When he strips to the waist, displaying his finely muscled physique, the ladies squealed and we were amazed at how much he actually resembled Jack Johnson, who also possessed a sharply defined Physique. Moore makes great use of the fact that Johnson fancied himself a thespian. He aspired to play Othello, who like Johnson was a great black fighting man in a dominant white society who enraged some white men because he won the love of Desdemona, a beautiful white woman.
Choosing the scene where Othello is brought before the authorities and accused by her father of employing Black Magic to place her under his spell, Moore renders Othello’s explanation with a power that does justice to the Bard. He also comes out in one scene, dressed to the nines in the fashion of the times, turns the music up on the radio and dances a dance that was au courant in that period.
Jack Johnson in fighting gear
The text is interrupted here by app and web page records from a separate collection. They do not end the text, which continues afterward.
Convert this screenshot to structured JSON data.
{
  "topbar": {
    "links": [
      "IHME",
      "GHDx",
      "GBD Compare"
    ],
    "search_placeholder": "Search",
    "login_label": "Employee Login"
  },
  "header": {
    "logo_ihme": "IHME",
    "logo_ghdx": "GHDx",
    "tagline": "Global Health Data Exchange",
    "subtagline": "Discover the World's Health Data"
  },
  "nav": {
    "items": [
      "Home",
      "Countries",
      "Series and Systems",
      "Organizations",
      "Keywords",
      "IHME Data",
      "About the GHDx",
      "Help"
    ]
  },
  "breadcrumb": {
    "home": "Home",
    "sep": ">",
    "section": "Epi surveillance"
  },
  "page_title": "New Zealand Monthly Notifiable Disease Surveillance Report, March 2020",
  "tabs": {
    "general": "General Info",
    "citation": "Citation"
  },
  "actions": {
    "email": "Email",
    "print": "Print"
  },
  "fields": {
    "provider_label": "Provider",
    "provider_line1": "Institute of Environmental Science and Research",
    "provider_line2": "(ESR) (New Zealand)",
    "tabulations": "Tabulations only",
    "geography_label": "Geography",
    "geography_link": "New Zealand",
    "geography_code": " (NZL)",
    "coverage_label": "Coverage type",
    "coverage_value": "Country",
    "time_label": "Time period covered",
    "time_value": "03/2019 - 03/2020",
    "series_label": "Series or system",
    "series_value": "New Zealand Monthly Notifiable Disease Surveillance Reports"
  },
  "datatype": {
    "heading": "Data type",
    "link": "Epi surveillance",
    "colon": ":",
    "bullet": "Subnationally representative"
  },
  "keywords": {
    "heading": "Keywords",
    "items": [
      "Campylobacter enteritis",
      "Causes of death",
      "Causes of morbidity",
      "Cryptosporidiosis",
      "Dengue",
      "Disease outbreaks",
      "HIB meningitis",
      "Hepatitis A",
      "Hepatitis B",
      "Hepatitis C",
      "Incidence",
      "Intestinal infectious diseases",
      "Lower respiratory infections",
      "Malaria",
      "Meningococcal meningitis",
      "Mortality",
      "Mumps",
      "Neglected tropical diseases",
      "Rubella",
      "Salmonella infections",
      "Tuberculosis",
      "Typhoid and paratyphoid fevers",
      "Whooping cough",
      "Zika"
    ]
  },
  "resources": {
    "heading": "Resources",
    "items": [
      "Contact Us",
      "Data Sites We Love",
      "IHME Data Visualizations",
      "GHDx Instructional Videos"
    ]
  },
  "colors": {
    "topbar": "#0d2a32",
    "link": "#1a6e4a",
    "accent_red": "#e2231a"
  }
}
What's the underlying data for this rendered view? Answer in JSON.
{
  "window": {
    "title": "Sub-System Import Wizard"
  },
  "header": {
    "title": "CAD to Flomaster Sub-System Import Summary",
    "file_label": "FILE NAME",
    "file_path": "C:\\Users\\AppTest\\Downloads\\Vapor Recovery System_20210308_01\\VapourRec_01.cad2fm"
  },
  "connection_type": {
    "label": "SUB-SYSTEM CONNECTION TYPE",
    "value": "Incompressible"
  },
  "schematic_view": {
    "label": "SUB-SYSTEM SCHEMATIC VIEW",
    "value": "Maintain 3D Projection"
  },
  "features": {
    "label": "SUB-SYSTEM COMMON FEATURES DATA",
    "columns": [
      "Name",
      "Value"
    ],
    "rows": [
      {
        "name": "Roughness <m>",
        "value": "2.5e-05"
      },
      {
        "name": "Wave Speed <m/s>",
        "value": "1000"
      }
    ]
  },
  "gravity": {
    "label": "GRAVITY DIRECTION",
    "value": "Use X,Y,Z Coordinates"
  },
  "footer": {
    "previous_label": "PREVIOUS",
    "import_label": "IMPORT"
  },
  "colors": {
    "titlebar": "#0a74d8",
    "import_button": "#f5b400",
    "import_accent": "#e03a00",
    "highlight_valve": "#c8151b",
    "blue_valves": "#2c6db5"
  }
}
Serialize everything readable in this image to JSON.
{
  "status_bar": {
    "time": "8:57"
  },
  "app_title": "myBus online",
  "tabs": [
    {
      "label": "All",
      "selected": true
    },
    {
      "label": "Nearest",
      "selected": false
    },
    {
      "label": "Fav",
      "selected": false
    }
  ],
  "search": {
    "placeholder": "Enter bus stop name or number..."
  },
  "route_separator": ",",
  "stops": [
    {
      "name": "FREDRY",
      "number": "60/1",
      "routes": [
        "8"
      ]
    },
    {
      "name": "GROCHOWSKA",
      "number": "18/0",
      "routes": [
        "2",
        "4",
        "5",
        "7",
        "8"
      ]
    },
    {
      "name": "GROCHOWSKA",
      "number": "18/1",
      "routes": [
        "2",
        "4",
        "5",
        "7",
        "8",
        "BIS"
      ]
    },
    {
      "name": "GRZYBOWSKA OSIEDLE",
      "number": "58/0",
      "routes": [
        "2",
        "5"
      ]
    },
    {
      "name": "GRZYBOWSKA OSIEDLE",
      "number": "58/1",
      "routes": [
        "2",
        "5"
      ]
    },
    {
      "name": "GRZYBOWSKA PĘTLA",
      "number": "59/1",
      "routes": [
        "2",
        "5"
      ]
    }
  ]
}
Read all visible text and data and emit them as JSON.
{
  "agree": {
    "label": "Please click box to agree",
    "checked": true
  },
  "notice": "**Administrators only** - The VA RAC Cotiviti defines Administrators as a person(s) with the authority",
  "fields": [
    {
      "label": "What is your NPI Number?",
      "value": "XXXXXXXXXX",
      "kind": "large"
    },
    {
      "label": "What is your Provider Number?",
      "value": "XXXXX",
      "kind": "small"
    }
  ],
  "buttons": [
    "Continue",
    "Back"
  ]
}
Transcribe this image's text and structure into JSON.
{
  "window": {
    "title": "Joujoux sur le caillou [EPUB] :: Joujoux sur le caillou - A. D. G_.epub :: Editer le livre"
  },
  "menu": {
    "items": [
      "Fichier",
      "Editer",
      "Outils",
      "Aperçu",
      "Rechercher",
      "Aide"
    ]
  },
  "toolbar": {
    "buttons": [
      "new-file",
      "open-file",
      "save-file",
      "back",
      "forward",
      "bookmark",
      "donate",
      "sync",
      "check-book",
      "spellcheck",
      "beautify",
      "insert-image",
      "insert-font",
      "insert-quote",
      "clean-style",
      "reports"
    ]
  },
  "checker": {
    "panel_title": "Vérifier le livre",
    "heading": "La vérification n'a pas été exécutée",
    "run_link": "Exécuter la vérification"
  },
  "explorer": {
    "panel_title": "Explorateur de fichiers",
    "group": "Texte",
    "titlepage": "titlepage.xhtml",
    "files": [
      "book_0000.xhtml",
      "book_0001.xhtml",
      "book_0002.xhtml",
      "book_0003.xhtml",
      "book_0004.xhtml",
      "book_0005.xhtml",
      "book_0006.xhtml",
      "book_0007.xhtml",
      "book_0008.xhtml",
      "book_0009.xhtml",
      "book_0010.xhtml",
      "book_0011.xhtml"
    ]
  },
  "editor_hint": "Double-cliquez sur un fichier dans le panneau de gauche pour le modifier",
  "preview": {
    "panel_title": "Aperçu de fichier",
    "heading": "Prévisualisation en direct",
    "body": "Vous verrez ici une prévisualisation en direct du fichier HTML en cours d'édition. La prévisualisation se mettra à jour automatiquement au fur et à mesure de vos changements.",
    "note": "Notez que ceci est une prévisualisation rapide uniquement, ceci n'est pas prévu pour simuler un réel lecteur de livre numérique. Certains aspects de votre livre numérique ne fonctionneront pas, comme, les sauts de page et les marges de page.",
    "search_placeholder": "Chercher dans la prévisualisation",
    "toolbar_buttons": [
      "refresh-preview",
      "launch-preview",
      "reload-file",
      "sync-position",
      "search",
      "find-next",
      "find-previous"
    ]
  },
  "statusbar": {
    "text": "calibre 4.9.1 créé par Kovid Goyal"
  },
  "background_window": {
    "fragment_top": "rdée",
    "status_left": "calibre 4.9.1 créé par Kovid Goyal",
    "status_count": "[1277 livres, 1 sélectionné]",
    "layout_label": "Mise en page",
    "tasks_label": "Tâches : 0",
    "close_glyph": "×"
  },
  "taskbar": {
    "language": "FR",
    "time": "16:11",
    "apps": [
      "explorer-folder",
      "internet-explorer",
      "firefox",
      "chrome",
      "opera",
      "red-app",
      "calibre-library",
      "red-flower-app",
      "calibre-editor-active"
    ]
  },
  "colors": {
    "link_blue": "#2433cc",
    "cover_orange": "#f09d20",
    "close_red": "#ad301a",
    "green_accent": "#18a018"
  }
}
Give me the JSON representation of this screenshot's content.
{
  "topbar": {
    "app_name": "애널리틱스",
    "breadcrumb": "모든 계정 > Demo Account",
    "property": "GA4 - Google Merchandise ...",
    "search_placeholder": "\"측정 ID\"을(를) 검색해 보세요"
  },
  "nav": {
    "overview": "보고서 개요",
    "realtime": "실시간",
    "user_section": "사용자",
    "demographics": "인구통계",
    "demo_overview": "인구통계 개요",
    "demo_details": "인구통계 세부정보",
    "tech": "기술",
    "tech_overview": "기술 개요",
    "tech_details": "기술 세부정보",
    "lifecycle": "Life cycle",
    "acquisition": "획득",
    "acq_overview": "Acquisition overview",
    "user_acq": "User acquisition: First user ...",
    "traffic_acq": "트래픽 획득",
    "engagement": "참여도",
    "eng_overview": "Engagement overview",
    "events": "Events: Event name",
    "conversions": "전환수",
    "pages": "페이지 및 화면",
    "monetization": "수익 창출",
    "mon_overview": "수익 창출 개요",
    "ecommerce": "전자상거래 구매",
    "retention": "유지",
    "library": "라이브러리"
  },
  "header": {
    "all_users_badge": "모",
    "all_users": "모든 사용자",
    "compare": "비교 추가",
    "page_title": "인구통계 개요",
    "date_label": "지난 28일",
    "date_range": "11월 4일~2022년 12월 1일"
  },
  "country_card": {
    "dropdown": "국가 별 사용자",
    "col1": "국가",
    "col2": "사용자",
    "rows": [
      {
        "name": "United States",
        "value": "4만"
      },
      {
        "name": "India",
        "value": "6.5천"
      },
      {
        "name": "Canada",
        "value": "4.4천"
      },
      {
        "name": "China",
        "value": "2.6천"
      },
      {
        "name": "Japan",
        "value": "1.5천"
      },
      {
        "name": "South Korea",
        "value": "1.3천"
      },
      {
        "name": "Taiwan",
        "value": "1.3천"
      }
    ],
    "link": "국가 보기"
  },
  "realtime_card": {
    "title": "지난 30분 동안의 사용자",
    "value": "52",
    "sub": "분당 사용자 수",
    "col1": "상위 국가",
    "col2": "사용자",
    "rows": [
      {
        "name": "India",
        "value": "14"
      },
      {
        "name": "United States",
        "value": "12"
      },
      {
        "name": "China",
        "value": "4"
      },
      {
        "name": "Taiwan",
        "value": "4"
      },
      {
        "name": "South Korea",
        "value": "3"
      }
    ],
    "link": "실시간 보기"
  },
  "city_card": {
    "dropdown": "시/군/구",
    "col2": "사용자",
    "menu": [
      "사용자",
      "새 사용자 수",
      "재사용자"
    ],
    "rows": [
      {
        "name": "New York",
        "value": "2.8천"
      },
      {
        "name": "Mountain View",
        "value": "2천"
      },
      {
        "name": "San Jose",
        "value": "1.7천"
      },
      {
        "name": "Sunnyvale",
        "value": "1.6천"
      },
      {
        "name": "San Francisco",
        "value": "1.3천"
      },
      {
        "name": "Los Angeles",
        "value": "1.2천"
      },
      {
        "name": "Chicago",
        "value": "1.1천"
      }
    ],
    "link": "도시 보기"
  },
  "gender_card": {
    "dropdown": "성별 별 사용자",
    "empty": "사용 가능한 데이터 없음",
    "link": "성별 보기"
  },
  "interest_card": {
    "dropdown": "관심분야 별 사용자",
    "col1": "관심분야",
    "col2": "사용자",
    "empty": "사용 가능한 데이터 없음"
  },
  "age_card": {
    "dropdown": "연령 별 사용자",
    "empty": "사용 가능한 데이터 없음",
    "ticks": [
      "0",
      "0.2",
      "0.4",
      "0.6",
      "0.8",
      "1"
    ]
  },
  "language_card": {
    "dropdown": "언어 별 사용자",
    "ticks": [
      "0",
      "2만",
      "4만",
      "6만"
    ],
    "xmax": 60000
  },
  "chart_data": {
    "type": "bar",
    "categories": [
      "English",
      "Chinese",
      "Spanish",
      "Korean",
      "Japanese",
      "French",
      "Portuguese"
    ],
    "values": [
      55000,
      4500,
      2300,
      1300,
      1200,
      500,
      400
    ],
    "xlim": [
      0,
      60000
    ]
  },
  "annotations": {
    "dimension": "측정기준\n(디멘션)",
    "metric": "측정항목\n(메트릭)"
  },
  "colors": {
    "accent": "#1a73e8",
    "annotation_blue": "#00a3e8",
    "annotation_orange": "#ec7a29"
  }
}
He became the dominant sex symol of his day among white women
The play encapsulates the major issues that Johnson faced as a man who dared to be unapologetically black, and who whipped the toughest white men in public for a living. Moore allows us to share Johnson’s disgust at the fact that after he defeated Tommy Burns for the World Heavy-Weight Championship the white press continued to refer to Jim Jefferies, who had retired while still Champion, as the Champ. One of the things that make this play so powerful is the extent to which Moore incorporates Johnson’s actual words into his script, and here he renders them with perfect blend of amusement, anger and contempt.
This work is a tour de force that deserves a much wider audience, and unless all the producers in New York are blind, tasteless, spineless or racist in should find a path to Broadway. As in all of his pearls of wisdom Shakespeare was certainly right when he observed “the play is the thing,” but it takes great actors to make it feel real….and Tommie Moore made us forget that he was just acting. Which is what the Great British Thespian Sir Lawrence Olivier meant when he warned aspiring actors: “Acting is a noble profession…but a real actor must never be caught doing it.”
(See the Historic Johnson v Jefferies Fight)
Playthell G. Benjamin
New York City
April 11, 2016